→ Material for this task

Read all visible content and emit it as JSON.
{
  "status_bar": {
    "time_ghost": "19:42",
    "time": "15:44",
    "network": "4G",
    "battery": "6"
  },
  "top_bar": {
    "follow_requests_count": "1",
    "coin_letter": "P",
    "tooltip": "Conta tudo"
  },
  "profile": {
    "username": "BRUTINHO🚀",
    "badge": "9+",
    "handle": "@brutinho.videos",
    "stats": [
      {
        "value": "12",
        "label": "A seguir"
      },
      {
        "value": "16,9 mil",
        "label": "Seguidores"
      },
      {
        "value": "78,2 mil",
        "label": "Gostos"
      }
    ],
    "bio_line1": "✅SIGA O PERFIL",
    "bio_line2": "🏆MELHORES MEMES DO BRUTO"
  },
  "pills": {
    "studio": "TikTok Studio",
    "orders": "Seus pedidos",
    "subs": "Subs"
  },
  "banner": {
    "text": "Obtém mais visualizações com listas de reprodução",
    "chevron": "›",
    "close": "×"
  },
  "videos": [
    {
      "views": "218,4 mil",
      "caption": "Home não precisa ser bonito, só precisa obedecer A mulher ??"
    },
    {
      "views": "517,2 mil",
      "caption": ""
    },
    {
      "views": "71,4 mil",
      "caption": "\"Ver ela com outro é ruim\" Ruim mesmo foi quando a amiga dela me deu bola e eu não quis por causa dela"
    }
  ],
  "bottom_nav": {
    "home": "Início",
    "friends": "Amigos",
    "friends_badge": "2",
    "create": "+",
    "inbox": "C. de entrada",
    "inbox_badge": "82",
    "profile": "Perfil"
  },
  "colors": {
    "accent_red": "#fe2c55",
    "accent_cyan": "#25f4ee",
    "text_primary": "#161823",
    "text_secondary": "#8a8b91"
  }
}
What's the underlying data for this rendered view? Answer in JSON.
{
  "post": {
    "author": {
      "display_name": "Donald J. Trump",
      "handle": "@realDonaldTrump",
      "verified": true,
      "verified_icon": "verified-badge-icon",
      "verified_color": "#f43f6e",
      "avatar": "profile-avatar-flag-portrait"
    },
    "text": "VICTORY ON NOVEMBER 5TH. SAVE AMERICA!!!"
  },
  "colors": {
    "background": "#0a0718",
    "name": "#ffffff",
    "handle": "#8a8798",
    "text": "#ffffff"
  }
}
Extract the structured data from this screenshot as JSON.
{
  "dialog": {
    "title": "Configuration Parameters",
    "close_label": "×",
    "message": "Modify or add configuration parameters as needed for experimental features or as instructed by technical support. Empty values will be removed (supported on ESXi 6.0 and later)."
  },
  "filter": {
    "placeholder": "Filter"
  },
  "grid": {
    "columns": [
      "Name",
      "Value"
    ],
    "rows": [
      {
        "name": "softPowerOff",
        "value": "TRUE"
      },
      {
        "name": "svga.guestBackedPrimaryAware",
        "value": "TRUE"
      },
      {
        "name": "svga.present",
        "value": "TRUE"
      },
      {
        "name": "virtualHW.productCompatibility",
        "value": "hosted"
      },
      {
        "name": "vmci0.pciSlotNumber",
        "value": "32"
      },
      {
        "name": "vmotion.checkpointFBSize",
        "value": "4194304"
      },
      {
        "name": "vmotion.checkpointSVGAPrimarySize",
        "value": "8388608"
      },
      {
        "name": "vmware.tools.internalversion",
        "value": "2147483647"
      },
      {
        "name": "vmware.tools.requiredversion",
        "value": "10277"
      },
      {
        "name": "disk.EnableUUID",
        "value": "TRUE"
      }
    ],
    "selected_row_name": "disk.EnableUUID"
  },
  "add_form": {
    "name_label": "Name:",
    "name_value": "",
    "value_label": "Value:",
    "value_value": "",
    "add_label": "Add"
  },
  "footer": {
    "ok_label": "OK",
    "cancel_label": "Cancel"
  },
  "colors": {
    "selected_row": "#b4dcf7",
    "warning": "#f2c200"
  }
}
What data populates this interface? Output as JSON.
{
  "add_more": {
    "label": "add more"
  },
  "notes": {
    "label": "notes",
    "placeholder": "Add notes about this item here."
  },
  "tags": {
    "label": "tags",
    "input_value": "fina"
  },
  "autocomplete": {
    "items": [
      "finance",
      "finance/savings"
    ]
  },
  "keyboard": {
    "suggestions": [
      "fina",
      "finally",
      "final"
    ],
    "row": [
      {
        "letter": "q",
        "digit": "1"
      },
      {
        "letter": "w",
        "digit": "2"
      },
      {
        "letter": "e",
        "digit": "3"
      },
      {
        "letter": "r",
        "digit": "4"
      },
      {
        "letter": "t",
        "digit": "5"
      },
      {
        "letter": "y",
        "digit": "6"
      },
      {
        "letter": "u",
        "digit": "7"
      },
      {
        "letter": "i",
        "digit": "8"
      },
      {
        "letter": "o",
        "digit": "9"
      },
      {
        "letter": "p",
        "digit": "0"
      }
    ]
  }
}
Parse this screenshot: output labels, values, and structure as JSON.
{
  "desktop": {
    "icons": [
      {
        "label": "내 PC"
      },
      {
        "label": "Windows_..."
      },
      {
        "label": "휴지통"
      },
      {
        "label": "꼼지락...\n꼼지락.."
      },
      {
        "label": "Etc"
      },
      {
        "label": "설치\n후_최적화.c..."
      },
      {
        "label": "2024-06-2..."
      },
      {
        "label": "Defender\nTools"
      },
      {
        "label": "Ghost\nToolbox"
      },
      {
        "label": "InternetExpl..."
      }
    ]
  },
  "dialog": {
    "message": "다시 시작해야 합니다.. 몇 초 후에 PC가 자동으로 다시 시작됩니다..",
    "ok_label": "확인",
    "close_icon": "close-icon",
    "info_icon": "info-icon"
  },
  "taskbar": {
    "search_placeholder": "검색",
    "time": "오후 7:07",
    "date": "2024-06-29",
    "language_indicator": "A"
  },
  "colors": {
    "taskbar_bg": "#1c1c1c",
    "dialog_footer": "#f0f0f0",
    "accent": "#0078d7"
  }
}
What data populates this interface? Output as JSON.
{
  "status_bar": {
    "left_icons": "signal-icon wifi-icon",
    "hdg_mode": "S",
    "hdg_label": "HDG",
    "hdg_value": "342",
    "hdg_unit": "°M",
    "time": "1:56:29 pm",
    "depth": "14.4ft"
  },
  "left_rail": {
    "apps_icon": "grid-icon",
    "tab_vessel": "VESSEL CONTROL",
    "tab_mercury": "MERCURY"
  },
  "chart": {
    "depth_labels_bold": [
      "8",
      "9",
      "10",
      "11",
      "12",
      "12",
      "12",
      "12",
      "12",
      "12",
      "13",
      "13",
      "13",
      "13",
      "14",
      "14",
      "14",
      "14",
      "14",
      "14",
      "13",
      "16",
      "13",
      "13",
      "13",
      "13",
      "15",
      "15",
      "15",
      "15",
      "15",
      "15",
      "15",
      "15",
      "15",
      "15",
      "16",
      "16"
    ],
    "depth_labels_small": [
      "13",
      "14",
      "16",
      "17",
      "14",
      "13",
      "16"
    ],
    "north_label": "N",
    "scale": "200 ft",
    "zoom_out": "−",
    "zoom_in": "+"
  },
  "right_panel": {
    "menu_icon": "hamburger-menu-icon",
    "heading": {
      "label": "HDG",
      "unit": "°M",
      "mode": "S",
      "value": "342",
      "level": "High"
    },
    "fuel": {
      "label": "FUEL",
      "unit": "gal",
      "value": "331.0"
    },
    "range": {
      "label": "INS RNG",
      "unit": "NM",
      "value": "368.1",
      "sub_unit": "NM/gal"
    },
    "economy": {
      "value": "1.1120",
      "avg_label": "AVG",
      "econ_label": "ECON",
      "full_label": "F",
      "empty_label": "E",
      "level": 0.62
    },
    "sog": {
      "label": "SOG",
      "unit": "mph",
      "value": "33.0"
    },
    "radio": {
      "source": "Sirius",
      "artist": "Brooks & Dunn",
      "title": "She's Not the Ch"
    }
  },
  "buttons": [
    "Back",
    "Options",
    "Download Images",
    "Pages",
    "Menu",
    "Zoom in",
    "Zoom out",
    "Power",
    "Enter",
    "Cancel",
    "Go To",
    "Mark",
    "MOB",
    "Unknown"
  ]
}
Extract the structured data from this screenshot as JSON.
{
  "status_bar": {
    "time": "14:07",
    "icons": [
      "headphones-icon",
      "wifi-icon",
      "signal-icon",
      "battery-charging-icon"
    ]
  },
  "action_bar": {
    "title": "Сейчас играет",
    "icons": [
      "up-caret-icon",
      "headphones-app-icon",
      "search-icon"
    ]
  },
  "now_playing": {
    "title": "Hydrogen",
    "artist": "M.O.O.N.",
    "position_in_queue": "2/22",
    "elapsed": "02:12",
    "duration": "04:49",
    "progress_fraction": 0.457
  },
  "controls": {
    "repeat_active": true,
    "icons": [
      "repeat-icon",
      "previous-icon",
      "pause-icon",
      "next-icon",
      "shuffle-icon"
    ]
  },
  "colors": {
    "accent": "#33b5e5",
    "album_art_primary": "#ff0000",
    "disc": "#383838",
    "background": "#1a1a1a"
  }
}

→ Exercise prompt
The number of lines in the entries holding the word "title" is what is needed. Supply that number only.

→ Response to the task
4